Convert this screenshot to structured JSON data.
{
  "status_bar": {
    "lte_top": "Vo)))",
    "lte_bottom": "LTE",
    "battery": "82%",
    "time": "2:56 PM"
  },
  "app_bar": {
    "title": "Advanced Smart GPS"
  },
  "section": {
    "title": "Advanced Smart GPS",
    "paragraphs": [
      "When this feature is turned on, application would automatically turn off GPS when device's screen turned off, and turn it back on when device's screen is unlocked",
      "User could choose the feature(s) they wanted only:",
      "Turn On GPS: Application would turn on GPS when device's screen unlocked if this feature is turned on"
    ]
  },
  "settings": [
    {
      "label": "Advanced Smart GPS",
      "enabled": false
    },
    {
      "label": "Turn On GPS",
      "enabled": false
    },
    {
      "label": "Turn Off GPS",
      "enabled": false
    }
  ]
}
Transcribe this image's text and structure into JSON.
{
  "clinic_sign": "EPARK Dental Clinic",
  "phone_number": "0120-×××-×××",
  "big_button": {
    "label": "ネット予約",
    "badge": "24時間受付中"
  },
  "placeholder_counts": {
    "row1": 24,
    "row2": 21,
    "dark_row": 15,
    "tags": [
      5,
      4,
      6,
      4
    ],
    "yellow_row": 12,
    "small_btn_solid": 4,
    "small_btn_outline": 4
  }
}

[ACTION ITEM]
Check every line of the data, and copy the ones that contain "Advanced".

[REPLY TO THE TASK]
    "title": "Advanced Smart GPS"
    "title": "Advanced Smart GPS",
      "label": "Advanced Smart GPS",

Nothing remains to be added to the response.